[App and web page records]
━━━━

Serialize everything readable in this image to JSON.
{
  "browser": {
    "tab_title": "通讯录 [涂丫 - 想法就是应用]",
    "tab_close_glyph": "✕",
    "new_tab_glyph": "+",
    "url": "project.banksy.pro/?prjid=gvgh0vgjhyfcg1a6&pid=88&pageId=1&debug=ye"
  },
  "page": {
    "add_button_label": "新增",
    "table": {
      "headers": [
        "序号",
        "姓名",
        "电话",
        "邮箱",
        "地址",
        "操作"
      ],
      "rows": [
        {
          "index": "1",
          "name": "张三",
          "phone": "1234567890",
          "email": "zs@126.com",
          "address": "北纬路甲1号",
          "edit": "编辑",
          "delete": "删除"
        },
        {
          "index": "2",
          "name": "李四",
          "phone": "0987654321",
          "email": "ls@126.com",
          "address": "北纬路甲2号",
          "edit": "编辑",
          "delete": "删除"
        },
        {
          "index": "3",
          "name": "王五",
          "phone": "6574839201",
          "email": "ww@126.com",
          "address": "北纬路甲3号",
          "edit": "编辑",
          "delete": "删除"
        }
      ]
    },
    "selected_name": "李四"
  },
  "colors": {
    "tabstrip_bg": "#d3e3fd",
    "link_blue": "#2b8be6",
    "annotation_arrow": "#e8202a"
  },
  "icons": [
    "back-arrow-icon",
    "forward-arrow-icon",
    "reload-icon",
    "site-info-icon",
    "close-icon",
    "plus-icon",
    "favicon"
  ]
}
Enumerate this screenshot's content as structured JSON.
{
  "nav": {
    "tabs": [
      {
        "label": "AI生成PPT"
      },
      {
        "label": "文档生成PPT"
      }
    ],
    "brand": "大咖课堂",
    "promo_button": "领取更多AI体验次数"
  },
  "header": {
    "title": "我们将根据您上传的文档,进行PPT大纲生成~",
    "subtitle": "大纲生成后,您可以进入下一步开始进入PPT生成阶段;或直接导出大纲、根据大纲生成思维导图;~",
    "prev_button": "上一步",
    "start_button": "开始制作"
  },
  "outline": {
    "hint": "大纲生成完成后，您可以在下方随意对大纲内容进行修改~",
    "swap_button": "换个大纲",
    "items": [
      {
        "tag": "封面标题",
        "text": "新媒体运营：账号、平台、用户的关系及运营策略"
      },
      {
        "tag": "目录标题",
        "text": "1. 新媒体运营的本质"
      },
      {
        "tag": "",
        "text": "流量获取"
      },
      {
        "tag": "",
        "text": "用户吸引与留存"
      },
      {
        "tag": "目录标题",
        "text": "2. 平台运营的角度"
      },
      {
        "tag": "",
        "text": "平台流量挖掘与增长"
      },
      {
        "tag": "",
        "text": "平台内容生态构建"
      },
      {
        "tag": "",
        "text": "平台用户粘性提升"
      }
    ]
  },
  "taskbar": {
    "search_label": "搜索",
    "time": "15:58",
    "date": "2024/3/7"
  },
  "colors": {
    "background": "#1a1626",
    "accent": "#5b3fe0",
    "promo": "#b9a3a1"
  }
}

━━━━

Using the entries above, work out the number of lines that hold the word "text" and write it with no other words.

> _Solution for this problem_:
8